One of the most noted tragedies in recent Bay Area history was the death of Oscar Grant. The unarmed 22-year-old was shot and killed by BART Police Officer Johannes Mehserle two years ago on in the early morning hours of January 1st at the Fruitvale BART station.
The shooting sent shock waves throughout the Bay Area, setting off rounds of protests and civil disturbances over the following year and a half.
One of the largest demonstrations took place last July 8th, when Johannes Mehserle was found guilty of involuntary manslaughter. More than a thousand people gathered in Downtown Oakland to protest the jury’s decision. As darkness fell, there were running battles between police and protesters. Scores of people were arrested.
The Oakland Police Department prepared for the night of protests well in advance, calling it “Operation Verdict,” according to internal documents obtained by KALW’s Ali Winston.
HOLLY KERNAN: So Ali, you recently broke a story about how state and federal law enforcement were keeping tabs on protesters in Oakland for several months.
ALI WINSTON: Right, and the question I was exploring was why, specifically, the federal agents were there.
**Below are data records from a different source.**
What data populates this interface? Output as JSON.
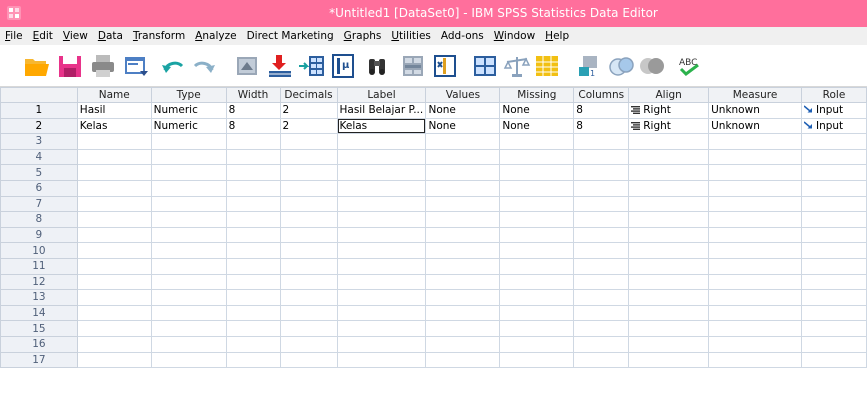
{
  "window": {
    "title": "*Untitled1 [DataSet0] - IBM SPSS Statistics Data Editor",
    "titlebar_color": "#ff6f9c"
  },
  "menu": {
    "items": [
      {
        "label": "File",
        "underline": "F",
        "rest": "ile"
      },
      {
        "label": "Edit",
        "underline": "E",
        "rest": "dit"
      },
      {
        "label": "View",
        "underline": "V",
        "rest": "iew"
      },
      {
        "label": "Data",
        "underline": "D",
        "rest": "ata"
      },
      {
        "label": "Transform",
        "underline": "T",
        "rest": "ransform"
      },
      {
        "label": "Analyze",
        "underline": "A",
        "rest": "nalyze"
      },
      {
        "label": "Direct Marketing",
        "underline": "",
        "rest": "Direct Marketing"
      },
      {
        "label": "Graphs",
        "underline": "G",
        "rest": "raphs"
      },
      {
        "label": "Utilities",
        "underline": "U",
        "rest": "tilities"
      },
      {
        "label": "Add-ons",
        "underline": "",
        "rest": "Add-ons"
      },
      {
        "label": "Window",
        "underline": "W",
        "rest": "indow"
      },
      {
        "label": "Help",
        "underline": "H",
        "rest": "elp"
      }
    ]
  },
  "toolbar": {
    "icons": [
      "open-folder-icon",
      "save-icon",
      "print-icon",
      "dialog-recall-icon",
      "undo-icon",
      "redo-icon",
      "goto-case-icon",
      "goto-variable-icon",
      "variables-icon",
      "run-descriptives-icon",
      "find-icon",
      "insert-cases-icon",
      "insert-variable-icon",
      "split-file-icon",
      "weight-cases-icon",
      "select-cases-icon",
      "value-labels-icon",
      "use-sets-icon",
      "show-all-variables-icon",
      "spell-check-icon"
    ],
    "spell_label": "ABC"
  },
  "grid": {
    "columns": [
      "Name",
      "Type",
      "Width",
      "Decimals",
      "Label",
      "Values",
      "Missing",
      "Columns",
      "Align",
      "Measure",
      "Role"
    ],
    "rows": [
      {
        "num": "1",
        "cells": [
          "Hasil",
          "Numeric",
          "8",
          "2",
          "Hasil Belajar  P...",
          "None",
          "None",
          "8",
          "Right",
          "Unknown",
          "Input"
        ]
      },
      {
        "num": "2",
        "cells": [
          "Kelas",
          "Numeric",
          "8",
          "2",
          "Kelas",
          "None",
          "None",
          "8",
          "Right",
          "Unknown",
          "Input"
        ]
      }
    ],
    "empty_row_numbers": [
      "3",
      "4",
      "5",
      "6",
      "7",
      "8",
      "9",
      "10",
      "11",
      "12",
      "13",
      "14",
      "15",
      "16",
      "17"
    ],
    "active_cell": {
      "row": 2,
      "column": "Label"
    }
  }
}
Were they helping out as a one-off? Or was there something more to this.
KERNAN: And so was there something more to this?
WINSTON: So the documents show that before the verdict, there were confidential informants passing information to authorities at different events. And after the verdict, you had officers recording the actions of protesters from above Frank Ogawa Plaza in Downtown Oakland. There were other officers mingling with the crowd and sending information back to the police department. Now, they can argue that this kind of surveillance was warranted. There was property destruction in Oakland during earlier demonstrations, and there was concern by authorities that it wasn’t just Oaklanders involved – that it was anarchists.
KERNAN: So when we say anarchists, what are we talking about here?
WINSTON: We’re talking about folks who are part of anti-status, anti-establishment organizations that view the police and military and other branches of the state as oppressive. And they got a lot of play at the World Trade Organization conference in Seattle several years ago. They’ve also clashed with police recently in Europe, particularly in Greece, and maybe Italy and England as well. And, law enforcement around the world tends to view anarchism as a terrorist threat. The FBI even has a primer about them on their website, under the domestic terrorism section.
KERNAN: So was the FBI in Oakland to keep an eye on anarchists? Or was there something more to this?
WINSTON: Well, when I first came across this set of documents, I did think that this was something being run out of the San Francisco Joint Terrorism Task Force. There had been rumors about federal interest in the Oscar Grant protests as early as January 2009.
KERNAN: Right after Oscar Grant was shot.
WINSTON: That’s right. But I spoke with David Strange – he’s the supervisory agent in charge of the domestic terrorism section of that Joint Terrorism Task Force – and he denied that they were involved with any surveillance.
DAVID STRANGE: That was not done through the approval or the management of the JTTF. Not one JTTF person was present at the crime scene, at the crime scenes or protests or anything. We did not have anyone there – and that was my explicit order, as a matter of fact.
KERNAN: So David Strange said that the FBI was not involved in a domestic terrorism investigation. So, Ali, what did you find as you were reporting it?
WINSTON: Well, the FBI was not involved in a major way on July 8th, on Verdict Day. But, they were paying very close attention to the Grant protests as early as January 2009. I found a police report from January 14, which is one of the days where there was a civil disturbance, and it showed an FBI transmission over OPD’s radio band detailing the movements of a “black bloc” of anarchists who were apparently intent on destroying property.
KERNAN: So what does the FBI involvement in these Oakland demonstrations mean?
WINSTON: Well, it’s really creating some tension between the need for domestic security on one hand, and people’s rights under the First Amendment. I mean, there clearly were concerns that we could see Rodney King-style riots in Oakland. What we saw for the most part were very peaceful protests.
But these preventive measures taken by state and federal agents, including the use of undercover officers and informants, draw to mind parallels to COINTELPRO – that’s the counterintelligence program used in the 1960s and ‘70s to disrupt the Brown Berets, the Black Panthers and other militant groups in Oakland and around the country. So, similar tactics could be at play right now to undermine any kind of organized anti-government activism or activity.